> _WORK ORDER_: The word to look for is "with". Report every line of the entries below that has it.

[Records from a dataset]
+ + + + +

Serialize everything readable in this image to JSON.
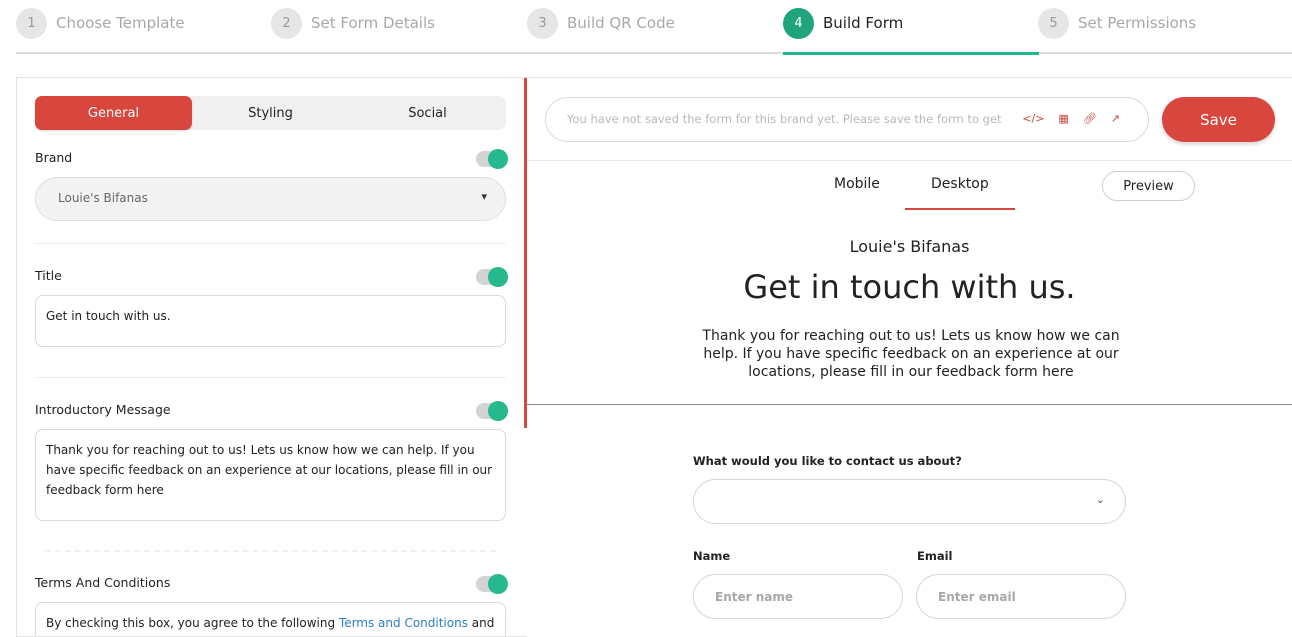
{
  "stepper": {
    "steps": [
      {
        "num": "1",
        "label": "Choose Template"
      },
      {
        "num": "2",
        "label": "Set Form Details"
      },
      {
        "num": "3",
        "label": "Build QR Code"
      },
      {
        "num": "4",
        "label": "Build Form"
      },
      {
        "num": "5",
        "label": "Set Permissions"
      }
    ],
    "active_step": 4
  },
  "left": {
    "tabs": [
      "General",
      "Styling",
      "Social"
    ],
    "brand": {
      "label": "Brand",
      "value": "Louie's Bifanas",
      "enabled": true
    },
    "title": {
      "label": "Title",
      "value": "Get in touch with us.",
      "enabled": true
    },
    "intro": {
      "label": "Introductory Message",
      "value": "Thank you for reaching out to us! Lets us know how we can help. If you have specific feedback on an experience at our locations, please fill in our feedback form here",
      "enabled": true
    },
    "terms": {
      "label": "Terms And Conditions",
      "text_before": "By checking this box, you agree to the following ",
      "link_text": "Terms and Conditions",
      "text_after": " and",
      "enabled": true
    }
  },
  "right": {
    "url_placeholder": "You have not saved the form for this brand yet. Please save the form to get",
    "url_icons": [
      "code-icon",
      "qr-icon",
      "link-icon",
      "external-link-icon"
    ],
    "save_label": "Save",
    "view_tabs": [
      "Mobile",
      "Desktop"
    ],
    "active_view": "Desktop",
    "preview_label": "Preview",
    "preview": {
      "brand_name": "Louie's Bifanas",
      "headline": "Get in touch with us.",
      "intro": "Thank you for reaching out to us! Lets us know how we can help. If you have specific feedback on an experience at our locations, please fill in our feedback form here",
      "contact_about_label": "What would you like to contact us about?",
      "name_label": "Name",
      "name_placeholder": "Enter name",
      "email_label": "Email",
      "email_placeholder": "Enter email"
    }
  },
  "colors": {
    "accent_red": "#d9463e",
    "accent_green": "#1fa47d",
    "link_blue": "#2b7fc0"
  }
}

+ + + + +

> _THE ANSWER_:
      "value": "Get in touch with us.",
      "headline": "Get in touch with us.",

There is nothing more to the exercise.